Excerpts from an interface dataset
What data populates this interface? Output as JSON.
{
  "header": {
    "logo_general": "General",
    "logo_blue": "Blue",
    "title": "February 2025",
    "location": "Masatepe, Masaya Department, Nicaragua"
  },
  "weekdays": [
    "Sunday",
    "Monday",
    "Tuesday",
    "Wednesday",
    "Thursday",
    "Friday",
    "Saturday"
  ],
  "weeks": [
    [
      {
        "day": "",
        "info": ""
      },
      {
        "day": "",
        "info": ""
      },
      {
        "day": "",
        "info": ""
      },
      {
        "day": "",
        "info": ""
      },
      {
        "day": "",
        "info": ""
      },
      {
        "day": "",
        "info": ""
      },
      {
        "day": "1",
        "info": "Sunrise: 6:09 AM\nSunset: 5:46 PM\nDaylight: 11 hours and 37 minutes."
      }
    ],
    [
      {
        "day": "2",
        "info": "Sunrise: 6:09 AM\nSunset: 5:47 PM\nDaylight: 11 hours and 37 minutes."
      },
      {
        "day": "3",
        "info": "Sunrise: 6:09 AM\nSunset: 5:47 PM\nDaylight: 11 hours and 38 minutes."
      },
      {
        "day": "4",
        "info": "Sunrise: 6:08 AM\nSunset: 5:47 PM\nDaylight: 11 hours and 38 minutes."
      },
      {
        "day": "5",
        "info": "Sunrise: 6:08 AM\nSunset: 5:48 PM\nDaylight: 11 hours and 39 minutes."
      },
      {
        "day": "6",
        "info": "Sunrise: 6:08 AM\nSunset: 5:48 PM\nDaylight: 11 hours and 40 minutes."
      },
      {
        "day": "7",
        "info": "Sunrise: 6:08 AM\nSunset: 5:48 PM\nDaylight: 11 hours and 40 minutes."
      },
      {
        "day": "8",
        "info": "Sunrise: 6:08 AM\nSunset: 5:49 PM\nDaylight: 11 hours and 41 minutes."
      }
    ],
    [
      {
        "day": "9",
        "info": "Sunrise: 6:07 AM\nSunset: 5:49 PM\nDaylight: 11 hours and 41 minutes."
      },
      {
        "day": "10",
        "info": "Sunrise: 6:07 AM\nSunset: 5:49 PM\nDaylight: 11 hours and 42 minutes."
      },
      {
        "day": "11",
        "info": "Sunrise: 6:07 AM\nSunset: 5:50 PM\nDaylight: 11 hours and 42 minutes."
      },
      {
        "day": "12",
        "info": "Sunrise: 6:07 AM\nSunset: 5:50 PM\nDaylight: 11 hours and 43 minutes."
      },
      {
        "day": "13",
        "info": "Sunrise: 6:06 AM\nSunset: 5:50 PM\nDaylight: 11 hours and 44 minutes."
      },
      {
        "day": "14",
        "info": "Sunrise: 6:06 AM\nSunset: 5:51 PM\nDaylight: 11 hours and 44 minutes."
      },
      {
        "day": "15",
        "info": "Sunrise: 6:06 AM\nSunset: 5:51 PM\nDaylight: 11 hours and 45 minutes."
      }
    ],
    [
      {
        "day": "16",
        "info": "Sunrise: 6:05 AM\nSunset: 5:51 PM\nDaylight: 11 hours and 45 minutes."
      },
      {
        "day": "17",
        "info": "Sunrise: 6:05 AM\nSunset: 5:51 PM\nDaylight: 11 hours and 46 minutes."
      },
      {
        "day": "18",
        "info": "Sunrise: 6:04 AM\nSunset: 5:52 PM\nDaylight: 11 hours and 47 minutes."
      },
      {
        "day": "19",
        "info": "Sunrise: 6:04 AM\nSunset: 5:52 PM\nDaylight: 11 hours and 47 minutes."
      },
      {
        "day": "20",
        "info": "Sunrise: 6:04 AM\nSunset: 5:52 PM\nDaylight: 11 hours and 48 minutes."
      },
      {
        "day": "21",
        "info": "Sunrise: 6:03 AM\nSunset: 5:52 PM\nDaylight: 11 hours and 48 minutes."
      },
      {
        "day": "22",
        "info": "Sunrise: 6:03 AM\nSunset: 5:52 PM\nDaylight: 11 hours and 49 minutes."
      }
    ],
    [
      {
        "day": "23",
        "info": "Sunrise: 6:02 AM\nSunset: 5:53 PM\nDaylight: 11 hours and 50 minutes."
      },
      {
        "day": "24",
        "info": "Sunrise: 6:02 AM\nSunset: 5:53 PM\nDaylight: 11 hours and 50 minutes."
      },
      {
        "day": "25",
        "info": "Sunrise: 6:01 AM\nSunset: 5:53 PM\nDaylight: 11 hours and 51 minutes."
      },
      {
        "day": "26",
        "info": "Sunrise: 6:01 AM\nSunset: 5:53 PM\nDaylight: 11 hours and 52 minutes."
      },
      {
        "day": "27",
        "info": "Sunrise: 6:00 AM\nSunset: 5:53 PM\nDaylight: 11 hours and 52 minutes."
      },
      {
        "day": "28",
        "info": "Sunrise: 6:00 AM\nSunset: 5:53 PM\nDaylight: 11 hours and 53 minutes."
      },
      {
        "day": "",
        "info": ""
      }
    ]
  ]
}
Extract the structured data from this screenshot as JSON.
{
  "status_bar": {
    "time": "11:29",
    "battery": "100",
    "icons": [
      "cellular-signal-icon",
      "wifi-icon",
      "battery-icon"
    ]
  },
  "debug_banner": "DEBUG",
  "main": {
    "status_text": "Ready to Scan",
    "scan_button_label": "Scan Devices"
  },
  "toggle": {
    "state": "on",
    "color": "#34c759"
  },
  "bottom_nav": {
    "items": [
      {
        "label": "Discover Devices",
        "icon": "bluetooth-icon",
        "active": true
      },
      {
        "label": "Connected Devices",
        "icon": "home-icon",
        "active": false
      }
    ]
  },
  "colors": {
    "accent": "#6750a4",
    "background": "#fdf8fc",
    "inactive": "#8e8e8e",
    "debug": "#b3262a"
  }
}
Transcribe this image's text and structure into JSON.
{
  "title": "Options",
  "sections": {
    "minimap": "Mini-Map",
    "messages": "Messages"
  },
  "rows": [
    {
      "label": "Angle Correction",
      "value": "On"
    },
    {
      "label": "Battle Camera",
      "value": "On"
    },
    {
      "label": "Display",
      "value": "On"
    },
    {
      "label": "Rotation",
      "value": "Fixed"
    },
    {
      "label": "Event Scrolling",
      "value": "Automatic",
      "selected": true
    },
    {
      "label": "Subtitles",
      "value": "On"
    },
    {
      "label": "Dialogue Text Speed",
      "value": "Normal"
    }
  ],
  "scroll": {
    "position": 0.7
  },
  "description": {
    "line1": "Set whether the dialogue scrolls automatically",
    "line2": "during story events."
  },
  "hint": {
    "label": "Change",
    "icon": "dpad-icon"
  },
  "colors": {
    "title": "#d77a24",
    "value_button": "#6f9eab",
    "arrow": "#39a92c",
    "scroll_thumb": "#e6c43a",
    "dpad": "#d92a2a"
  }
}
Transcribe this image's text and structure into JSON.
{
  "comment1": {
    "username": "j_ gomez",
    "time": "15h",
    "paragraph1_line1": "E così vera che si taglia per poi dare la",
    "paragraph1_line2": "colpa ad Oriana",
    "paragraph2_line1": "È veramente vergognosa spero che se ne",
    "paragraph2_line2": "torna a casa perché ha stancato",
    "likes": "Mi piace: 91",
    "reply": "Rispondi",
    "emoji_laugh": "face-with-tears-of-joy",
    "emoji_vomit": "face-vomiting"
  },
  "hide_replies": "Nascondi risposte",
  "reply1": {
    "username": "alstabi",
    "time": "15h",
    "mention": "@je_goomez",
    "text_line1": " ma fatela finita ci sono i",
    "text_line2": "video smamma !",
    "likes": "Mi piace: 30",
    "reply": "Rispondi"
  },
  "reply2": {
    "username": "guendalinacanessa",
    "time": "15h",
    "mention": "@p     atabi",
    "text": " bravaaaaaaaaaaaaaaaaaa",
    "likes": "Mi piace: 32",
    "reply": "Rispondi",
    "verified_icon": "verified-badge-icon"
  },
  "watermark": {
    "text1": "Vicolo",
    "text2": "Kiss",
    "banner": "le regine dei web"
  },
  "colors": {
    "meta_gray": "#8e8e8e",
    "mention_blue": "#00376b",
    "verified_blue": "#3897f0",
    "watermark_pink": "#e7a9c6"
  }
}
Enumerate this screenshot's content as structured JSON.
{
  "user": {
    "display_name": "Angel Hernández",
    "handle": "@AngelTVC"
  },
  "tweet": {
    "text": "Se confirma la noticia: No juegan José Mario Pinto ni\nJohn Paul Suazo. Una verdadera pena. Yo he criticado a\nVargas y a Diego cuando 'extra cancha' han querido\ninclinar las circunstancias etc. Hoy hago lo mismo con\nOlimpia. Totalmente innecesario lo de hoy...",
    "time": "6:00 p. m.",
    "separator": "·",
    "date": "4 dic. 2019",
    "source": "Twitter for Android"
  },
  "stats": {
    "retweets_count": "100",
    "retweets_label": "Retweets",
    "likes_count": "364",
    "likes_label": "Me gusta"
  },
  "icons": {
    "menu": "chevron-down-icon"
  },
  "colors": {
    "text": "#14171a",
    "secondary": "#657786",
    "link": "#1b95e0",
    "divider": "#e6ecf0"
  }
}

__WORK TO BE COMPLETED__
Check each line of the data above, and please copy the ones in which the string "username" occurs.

__RESPONSE TO THE EXERCISE__
    "username": "j_ gomez",
    "username": "alstabi",
    "username": "guendalinacanessa",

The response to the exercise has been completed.